Yesterday I got a phone call from someone who said, “God’s not there! What do I do?” Just the day before she had told me that God was like a big pillow that she hugged close to herself at night to keep her safe and comfortable. But yesterday when she reached for that pillow it wasn’t there. I know that God didn’t go away, but I think maybe God is letting her know that it’s time for her to give up that safe, comfortable pillow and let God lead her into a new way of being. For many, church is that comfortable pillow. We’re used to things going in a particular way on Sunday mornings. We’re used to the bills getting paid and the office being open and repairs getting done. And when that changes, or looks like it might change, it gets scary. One local congregation had a meeting this week to talk about what to do now that they had lost a substantial portion of their income. Some panicked and said, “God’s not there. Our pillow has disappeared.” And others said “Have faith. God will do a new thing in us. We just don’t know what it is yet.”
We really don’t know what God will ask of us next. We can be fairly certain it will be outside our comfort zone. Isaiah didn’t expect to find himself in God’s actual presence. And he didn’t expect to hear God ask, “Who shall we send?” But when he heard that, he didn’t hesitate. He didn’t dither or worry or start looking for that comfortable pillow. He said “Here am I. I will go.”

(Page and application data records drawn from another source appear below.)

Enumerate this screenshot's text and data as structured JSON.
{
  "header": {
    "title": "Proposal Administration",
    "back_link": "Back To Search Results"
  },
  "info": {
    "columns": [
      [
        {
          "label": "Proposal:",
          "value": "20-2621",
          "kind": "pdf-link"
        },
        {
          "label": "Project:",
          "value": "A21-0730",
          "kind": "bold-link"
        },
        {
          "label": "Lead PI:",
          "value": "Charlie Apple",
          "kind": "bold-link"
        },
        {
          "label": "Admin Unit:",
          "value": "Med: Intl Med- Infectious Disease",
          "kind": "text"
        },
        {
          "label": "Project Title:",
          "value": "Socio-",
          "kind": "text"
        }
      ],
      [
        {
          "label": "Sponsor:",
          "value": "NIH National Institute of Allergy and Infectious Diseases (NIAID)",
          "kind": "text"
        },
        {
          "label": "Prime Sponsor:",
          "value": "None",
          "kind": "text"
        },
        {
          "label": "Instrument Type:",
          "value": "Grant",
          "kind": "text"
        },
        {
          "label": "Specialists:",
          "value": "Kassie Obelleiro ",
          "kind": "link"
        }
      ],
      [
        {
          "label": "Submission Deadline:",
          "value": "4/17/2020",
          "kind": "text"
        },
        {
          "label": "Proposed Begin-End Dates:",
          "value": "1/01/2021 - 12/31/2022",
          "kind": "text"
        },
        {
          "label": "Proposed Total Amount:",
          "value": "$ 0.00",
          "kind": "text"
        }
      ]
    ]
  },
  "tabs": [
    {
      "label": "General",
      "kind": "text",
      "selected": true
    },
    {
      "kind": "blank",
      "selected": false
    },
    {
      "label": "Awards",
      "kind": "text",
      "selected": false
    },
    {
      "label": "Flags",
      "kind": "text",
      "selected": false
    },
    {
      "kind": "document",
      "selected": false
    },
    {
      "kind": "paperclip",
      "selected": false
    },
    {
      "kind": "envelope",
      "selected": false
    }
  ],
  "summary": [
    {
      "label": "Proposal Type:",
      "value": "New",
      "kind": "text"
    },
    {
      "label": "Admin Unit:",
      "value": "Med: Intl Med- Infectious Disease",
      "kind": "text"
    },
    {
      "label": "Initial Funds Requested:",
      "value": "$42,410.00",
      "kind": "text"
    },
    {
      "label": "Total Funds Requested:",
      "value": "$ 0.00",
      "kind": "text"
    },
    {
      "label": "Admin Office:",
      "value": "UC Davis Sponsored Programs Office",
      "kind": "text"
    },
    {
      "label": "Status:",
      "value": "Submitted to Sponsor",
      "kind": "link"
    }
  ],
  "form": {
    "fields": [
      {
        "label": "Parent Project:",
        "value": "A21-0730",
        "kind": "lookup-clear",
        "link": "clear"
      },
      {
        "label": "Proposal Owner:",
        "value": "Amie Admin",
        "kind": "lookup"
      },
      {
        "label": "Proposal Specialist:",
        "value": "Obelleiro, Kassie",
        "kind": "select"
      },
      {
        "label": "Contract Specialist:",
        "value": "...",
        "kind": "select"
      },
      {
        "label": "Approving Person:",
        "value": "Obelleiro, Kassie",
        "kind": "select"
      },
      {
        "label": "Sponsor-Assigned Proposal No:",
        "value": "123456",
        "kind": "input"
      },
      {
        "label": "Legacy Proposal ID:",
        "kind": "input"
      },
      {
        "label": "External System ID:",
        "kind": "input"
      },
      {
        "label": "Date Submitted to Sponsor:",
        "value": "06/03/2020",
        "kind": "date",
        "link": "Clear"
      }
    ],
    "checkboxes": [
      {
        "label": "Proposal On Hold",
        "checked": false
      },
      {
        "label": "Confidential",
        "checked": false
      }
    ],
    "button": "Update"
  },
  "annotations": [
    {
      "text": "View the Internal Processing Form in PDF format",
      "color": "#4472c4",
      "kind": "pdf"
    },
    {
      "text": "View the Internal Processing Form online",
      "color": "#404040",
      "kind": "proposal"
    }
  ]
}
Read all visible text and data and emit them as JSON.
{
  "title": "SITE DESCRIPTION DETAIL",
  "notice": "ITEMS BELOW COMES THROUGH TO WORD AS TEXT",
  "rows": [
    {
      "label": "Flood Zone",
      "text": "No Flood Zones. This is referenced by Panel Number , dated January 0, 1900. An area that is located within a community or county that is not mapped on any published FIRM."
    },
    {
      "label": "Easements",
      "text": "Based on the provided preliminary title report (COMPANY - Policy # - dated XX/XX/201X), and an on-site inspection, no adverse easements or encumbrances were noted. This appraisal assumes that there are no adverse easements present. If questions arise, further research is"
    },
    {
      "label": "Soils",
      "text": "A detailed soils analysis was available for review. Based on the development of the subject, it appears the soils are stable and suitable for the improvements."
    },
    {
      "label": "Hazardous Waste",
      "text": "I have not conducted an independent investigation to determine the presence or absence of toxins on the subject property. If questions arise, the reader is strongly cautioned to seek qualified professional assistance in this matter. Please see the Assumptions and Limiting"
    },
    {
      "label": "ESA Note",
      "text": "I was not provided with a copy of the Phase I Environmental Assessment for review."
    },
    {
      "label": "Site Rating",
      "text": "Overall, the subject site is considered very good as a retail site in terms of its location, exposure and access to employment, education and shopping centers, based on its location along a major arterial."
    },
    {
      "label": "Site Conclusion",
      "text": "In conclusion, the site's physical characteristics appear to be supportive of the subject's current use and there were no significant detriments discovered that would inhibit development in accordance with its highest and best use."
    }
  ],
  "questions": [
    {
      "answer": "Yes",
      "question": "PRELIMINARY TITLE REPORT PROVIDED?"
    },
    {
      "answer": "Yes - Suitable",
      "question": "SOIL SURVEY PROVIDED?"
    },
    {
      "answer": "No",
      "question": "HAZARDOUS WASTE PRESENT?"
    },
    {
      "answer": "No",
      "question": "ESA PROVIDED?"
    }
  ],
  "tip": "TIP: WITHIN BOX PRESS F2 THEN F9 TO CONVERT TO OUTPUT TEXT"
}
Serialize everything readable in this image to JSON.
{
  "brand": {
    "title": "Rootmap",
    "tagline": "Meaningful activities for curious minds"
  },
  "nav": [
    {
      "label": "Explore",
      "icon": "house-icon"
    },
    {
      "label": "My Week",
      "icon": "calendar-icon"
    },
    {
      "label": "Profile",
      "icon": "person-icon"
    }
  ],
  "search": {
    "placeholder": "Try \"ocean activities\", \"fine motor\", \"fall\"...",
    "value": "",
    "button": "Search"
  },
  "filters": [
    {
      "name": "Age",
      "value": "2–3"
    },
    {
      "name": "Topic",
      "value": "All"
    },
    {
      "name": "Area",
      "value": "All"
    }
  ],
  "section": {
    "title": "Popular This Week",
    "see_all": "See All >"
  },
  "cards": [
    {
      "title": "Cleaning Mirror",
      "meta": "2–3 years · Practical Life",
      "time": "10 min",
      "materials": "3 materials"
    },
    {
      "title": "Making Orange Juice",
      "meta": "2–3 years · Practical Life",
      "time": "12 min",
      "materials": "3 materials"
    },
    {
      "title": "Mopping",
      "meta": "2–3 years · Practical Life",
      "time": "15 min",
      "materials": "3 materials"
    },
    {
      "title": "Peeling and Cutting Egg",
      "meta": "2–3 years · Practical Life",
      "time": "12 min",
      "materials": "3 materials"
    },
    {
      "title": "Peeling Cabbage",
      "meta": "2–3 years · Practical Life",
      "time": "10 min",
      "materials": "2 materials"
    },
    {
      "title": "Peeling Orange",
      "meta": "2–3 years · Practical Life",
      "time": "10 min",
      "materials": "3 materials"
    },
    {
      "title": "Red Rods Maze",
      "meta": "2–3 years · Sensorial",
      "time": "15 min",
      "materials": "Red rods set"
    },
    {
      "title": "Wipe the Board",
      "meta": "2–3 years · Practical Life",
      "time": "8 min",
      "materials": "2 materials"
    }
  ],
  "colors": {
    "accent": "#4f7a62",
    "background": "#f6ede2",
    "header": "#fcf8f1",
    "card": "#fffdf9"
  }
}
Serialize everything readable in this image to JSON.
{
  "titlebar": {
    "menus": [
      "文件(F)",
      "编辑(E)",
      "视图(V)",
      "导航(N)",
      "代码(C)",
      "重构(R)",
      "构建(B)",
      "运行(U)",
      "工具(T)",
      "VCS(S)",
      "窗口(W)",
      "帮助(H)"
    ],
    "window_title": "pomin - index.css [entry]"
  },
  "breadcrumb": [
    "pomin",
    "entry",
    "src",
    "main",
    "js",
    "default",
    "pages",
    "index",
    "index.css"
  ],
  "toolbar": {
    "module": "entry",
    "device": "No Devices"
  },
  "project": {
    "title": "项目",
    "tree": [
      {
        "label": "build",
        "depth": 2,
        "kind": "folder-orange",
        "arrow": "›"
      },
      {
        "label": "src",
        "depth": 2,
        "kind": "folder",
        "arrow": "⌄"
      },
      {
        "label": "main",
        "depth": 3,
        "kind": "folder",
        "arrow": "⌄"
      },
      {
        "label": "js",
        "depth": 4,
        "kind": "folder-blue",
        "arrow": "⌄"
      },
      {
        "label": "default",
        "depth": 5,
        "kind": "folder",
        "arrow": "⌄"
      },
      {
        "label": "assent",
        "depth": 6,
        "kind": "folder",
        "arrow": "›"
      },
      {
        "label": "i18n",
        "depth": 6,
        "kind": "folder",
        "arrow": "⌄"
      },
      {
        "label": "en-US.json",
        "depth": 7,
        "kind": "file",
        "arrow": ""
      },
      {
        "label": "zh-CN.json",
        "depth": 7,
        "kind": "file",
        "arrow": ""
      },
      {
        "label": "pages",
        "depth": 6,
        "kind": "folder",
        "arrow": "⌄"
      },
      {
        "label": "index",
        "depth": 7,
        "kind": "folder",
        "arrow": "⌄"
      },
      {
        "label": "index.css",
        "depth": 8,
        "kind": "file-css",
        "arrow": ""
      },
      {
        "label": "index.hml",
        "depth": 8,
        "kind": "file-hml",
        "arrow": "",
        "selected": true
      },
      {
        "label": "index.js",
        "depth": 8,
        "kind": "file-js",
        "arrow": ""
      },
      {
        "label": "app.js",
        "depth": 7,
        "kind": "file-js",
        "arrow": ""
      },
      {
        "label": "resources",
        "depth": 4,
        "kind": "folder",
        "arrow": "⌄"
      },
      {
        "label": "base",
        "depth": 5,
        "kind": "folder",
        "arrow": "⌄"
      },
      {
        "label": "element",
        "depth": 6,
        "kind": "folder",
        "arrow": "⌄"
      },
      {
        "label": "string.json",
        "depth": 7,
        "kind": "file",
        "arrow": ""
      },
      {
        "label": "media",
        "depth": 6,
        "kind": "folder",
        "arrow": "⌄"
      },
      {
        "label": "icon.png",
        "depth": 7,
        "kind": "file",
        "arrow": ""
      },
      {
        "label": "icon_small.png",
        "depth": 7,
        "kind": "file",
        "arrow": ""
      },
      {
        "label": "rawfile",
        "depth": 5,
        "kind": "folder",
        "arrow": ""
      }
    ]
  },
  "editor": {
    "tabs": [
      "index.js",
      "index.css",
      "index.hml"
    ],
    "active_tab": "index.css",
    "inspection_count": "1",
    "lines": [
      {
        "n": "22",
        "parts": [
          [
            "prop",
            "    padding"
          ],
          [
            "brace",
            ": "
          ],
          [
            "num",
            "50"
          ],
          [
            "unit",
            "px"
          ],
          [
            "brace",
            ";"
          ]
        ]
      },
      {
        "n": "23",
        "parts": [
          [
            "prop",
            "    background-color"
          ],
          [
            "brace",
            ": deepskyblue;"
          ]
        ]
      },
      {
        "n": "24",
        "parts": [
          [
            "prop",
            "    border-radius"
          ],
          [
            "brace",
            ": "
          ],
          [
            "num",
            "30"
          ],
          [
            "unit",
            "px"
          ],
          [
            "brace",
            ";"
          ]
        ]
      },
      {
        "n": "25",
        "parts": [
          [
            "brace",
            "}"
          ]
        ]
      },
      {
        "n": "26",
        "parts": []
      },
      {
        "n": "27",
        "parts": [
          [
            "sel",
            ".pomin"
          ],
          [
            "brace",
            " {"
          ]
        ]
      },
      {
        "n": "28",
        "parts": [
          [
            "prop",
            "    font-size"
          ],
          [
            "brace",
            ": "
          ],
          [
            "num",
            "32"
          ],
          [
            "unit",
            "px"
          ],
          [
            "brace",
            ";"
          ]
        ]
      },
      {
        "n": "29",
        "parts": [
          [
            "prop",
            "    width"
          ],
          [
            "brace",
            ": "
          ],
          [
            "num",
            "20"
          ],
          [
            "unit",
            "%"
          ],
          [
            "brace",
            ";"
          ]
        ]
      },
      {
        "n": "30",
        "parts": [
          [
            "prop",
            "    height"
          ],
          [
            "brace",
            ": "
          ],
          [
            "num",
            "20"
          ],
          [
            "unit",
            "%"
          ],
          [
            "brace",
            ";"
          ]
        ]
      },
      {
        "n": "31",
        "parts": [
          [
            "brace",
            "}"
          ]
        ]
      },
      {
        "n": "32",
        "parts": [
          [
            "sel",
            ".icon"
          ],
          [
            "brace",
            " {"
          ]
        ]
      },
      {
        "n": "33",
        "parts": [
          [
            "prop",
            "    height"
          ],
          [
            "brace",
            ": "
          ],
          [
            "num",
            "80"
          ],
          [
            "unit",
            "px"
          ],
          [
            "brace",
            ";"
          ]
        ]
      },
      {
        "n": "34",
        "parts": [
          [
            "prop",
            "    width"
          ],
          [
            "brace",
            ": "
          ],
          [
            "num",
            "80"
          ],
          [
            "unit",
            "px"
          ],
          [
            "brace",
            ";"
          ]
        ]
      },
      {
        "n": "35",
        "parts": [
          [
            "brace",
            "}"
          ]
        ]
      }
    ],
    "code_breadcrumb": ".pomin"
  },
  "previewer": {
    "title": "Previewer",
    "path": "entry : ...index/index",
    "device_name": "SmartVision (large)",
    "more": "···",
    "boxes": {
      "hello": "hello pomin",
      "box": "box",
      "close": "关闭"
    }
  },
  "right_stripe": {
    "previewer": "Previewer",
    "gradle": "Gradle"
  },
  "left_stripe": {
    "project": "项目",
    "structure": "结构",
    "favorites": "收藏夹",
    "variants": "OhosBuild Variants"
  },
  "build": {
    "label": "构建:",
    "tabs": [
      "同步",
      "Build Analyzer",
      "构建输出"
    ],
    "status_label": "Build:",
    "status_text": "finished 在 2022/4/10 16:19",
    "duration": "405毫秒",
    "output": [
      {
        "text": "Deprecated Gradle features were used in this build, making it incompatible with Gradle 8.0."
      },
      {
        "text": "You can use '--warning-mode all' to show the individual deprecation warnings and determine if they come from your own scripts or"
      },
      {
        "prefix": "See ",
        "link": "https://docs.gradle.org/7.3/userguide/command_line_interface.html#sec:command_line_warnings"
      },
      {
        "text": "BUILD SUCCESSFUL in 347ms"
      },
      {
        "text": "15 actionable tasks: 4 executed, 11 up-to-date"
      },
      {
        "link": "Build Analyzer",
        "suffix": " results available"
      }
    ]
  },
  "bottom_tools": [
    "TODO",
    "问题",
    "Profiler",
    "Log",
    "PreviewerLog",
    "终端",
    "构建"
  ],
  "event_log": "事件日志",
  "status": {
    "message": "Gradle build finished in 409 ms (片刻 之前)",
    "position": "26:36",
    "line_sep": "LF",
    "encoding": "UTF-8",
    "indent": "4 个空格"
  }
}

When we find ourselves in God’s presence may we respond in the same way that Isaiah did. May we approach with awe, with fear and trembling and love and trust. May we stand before God with humility, knowing that we are no better or worse than anyone else in God’s eyes. And may we offer ourselves to serve God’s people in what ever way God asks. And most of all, let us keep in mind God’s words to us through Isaiah – the priest turned prophet – “Behold, I will do a new thing in you.”
I will do a new thing in you, I will do a new thing in you,
Whatever you ask for, whatever you pray for,
Nothing will be denied,
Says the Lord.